Kenneth Boockvar, MD
The New Jewish Home Research Institute on Aging
“Adverse Effects of Diuretics in Nursing Home Residents with Dementia”
Stakeholder Organization: Continuing Care Leadership Coalition/Greater New York Hospital Association

Nearly half of all nursing home residents with hypertension are prescribed diuretics, but diuretics’ adverse effects (e.g., water loss, urinary incontinence, and falls) may be especially problematic for these residents. The objective of this study is to examine the use and effects of diuretics in this population. Specifically, it will describe the prevalence of diuretic use in nursing home residents with hypertension and dementia; examine predictors of diuretic use including resident characteristics, prescriber characteristics, and organization characteristics; and determine the association between diuretic use and adverse outcomes including urinary incontinence, dehydration, falls, and hospital and emergency department use, as compared with use of other hypertension medications. This project will create knowledge that could improve health for nursing home residents with dementia and hypertension by helping providers make prescribing decisions according to symptoms and function, a key principal of geriatrics and palliative care.

David C. Grabowski, PhD
Harvard Medical School
“The Impact of Enhanced Primary Care in Nursing Homes”
Stakeholder Organization: OptumCare

Many long-stay nursing home residents have very poor access to primary care, which often leads to unnecessary health care utilization and poor health outcomes. The Evercare Model, offered by UnitedHealthCare as a Medicare Advantage plan to nursing home residents, provides a treat-in-place model of care for enrollees through the use of nurse practitioners. The objective of this study is to understand the impact of the Evercare Model on outcomes for long-stay nursing home residents, including emergency department and acute care inpatient utilization, rates of readmission, as well as the amount Medicare spends on care. This study will provide the first large-scale evaluation of whether an Medicare Advantage plan with an increased clinical presence can improve outcomes, which may have a profound impact on the delivery of services to the nearly one-million long-stay nursing home residents in this country.

Carrie H. Colla, PhD
Geisel Medical School at Dartmouth College
“Transforming Nursing Home Care Under the ACO Model”
Stakeholder Organization: Federal Coordinated Health Care Office

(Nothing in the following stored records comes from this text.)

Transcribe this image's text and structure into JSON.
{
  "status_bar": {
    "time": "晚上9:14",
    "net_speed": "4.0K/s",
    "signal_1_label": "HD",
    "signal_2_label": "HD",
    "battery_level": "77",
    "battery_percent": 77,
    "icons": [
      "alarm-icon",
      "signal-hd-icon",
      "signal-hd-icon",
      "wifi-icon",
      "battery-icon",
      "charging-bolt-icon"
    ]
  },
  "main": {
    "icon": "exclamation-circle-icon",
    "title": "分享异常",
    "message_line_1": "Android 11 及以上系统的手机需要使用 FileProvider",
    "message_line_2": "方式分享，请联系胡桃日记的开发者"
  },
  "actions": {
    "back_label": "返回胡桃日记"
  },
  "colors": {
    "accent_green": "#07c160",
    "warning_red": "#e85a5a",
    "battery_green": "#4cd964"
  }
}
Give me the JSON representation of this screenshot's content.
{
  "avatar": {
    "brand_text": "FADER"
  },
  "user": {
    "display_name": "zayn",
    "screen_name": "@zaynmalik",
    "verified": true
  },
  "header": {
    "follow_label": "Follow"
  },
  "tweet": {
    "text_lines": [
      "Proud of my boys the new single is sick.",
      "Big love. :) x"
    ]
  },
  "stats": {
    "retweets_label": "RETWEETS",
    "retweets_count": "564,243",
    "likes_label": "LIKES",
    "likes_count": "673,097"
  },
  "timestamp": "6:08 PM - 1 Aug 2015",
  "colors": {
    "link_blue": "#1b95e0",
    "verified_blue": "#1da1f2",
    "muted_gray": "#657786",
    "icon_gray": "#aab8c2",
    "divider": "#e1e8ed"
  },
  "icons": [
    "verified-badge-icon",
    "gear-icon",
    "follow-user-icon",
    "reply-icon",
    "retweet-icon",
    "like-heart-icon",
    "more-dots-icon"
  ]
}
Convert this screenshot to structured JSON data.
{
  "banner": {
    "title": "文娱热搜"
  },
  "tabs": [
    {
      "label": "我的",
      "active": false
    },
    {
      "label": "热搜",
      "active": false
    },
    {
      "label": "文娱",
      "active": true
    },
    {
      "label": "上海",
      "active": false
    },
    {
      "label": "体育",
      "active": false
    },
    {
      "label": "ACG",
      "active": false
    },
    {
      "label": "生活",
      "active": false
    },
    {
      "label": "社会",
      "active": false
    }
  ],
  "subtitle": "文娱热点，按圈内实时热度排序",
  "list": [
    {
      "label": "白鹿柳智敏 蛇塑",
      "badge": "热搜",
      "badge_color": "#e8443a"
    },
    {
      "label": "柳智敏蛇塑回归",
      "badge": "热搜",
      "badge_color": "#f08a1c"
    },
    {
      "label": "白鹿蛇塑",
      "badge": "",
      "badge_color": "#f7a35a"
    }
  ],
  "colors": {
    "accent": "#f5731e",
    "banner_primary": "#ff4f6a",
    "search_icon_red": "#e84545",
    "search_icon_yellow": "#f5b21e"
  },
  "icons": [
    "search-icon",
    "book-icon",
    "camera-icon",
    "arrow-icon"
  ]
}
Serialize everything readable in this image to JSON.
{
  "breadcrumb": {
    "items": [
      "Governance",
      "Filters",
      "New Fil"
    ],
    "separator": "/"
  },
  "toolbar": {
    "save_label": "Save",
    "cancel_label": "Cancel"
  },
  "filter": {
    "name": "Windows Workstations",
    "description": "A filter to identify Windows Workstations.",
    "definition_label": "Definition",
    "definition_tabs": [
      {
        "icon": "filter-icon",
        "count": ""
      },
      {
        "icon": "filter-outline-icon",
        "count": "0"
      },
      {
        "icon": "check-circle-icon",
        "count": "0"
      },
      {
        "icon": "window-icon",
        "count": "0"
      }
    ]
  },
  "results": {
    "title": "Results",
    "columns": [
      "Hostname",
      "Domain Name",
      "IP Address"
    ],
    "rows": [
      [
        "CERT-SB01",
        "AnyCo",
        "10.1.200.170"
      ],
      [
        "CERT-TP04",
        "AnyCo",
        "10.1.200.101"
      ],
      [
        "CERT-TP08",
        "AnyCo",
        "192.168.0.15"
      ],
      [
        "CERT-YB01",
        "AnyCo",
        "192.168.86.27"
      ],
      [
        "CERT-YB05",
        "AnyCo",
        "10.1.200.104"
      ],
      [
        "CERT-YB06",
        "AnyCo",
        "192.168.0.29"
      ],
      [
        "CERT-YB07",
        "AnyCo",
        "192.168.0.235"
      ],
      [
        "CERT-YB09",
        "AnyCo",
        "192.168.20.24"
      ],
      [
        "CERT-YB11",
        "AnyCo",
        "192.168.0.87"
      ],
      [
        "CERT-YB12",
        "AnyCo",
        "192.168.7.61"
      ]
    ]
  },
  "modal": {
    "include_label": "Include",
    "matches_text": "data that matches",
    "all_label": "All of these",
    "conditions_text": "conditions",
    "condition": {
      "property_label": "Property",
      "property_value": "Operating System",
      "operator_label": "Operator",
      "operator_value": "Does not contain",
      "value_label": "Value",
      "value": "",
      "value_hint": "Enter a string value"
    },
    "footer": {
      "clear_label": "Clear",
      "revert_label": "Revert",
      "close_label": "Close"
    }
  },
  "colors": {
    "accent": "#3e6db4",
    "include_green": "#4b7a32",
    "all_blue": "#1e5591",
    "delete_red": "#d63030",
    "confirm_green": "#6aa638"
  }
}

Nursing home residents require complex care coordination across a range of settings, providers, benefit plans, and payment models. As a result, nursing home residents are particularly susceptible to fragmented care that can be high in cost and low in quality. Accountable care organizations (ACO) present a payment and delivery model with the potential to improve quality and reduce costs for nursing home residents through an enhanced focus on care coordination and provider integration. With an aging population increasing the national demand for high quality nursing home services, there is an urgent need for research to determine the impact of the ACO model on this unique population. Medicare claims data will be linked to Minimum Data Set assessments to evaluate the performance of ACOs in managing nursing home residents across measures of spending, utilization, outcomes, and quality, as well as examine how treatment patterns for nursing home residents, including the types of physicians and settings from which they seek care, affect attribution to ACOs. This research will provide nursing facilities, ACOs, and policymakers with timely, actionable information on innovative care coordination strategies and characteristics of successful ACO-nursing home relationships to directly improve the health of nursing
home residents.